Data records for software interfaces
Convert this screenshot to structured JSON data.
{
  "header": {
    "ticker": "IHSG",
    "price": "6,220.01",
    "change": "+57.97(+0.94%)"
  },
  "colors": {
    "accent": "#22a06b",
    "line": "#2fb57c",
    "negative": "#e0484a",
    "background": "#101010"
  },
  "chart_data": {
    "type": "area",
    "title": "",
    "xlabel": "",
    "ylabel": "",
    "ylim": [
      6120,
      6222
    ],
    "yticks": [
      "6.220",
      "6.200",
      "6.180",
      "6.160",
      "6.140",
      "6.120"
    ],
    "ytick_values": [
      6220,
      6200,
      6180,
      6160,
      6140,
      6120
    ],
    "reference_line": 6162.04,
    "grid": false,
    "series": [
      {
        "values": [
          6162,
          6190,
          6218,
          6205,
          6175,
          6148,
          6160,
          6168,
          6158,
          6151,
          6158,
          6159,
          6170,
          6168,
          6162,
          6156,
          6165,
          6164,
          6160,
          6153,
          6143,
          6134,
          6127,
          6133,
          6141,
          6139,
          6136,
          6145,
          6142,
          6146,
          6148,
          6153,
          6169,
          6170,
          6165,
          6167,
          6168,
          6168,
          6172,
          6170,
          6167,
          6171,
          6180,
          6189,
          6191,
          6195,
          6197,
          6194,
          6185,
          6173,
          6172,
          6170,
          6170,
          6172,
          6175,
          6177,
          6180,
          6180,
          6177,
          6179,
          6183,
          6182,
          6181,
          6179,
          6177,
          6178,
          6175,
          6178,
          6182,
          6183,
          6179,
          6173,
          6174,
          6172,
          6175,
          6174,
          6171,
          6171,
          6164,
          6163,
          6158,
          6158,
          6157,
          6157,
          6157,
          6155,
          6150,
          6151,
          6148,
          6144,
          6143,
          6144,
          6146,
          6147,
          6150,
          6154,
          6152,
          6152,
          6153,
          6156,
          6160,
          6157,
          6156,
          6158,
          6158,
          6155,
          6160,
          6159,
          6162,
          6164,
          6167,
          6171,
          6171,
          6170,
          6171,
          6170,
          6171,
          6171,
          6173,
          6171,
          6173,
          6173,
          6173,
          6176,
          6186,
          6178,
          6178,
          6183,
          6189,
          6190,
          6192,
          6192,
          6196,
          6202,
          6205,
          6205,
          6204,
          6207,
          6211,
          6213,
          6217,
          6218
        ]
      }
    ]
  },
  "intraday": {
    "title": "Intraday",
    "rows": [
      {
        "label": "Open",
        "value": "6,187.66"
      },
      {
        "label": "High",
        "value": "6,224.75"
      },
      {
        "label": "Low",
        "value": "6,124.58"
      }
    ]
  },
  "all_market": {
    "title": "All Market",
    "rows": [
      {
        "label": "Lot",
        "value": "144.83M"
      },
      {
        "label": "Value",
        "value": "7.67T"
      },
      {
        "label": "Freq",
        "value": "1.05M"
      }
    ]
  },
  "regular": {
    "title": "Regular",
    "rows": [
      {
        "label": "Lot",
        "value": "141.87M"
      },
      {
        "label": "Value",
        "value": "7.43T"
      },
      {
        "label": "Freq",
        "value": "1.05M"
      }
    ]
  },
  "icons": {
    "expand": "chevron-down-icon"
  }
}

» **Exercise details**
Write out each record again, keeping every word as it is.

» **Result of this task**
Convert this screenshot to structured JSON data.
{
  "header": {
    "ticker": "IHSG",
    "price": "6,220.01",
    "change": "+57.97(+0.94%)"
  },
  "colors": {
    "accent": "#22a06b",
    "line": "#2fb57c",
    "negative": "#e0484a",
    "background": "#101010"
  },
  "chart_data": {
    "type": "area",
    "title": "",
    "xlabel": "",
    "ylabel": "",
    "ylim": [
      6120,
      6222
    ],
    "yticks": [
      "6.220",
      "6.200",
      "6.180",
      "6.160",
      "6.140",
      "6.120"
    ],
    "ytick_values": [
      6220,
      6200,
      6180,
      6160,
      6140,
      6120
    ],
    "reference_line": 6162.04,
    "grid": false,
    "series": [
      {
        "values": [
          6162,
          6190,
          6218,
          6205,
          6175,
          6148,
          6160,
          6168,
          6158,
          6151,
          6158,
          6159,
          6170,
          6168,
          6162,
          6156,
          6165,
          6164,
          6160,
          6153,
          6143,
          6134,
          6127,
          6133,
          6141,
          6139,
          6136,
          6145,
          6142,
          6146,
          6148,
          6153,
          6169,
          6170,
          6165,
          6167,
          6168,
          6168,
          6172,
          6170,
          6167,
          6171,
          6180,
          6189,
          6191,
          6195,
          6197,
          6194,
          6185,
          6173,
          6172,
          6170,
          6170,
          6172,
          6175,
          6177,
          6180,
          6180,
          6177,
          6179,
          6183,
          6182,
          6181,
          6179,
          6177,
          6178,
          6175,
          6178,
          6182,
          6183,
          6179,
          6173,
          6174,
          6172,
          6175,
          6174,
          6171,
          6171,
          6164,
          6163,
          6158,
          6158,
          6157,
          6157,
          6157,
          6155,
          6150,
          6151,
          6148,
          6144,
          6143,
          6144,
          6146,
          6147,
          6150,
          6154,
          6152,
          6152,
          6153,
          6156,
          6160,
          6157,
          6156,
          6158,
          6158,
          6155,
          6160,
          6159,
          6162,
          6164,
          6167,
          6171,
          6171,
          6170,
          6171,
          6170,
          6171,
          6171,
          6173,
          6171,
          6173,
          6173,
          6173,
          6176,
          6186,
          6178,
          6178,
          6183,
          6189,
          6190,
          6192,
          6192,
          6196,
          6202,
          6205,
          6205,
          6204,
          6207,
          6211,
          6213,
          6217,
          6218
        ]
      }
    ]
  },
  "intraday": {
    "title": "Intraday",
    "rows": [
      {
        "label": "Open",
        "value": "6,187.66"
      },
      {
        "label": "High",
        "value": "6,224.75"
      },
      {
        "label": "Low",
        "value": "6,124.58"
      }
    ]
  },
  "all_market": {
    "title": "All Market",
    "rows": [
      {
        "label": "Lot",
        "value": "144.83M"
      },
      {
        "label": "Value",
        "value": "7.67T"
      },
      {
        "label": "Freq",
        "value": "1.05M"
      }
    ]
  },
  "regular": {
    "title": "Regular",
    "rows": [
      {
        "label": "Lot",
        "value": "141.87M"
      },
      {
        "label": "Value",
        "value": "7.43T"
      },
      {
        "label": "Freq",
        "value": "1.05M"
      }
    ]
  },
  "icons": {
    "expand": "chevron-down-icon"
  }
}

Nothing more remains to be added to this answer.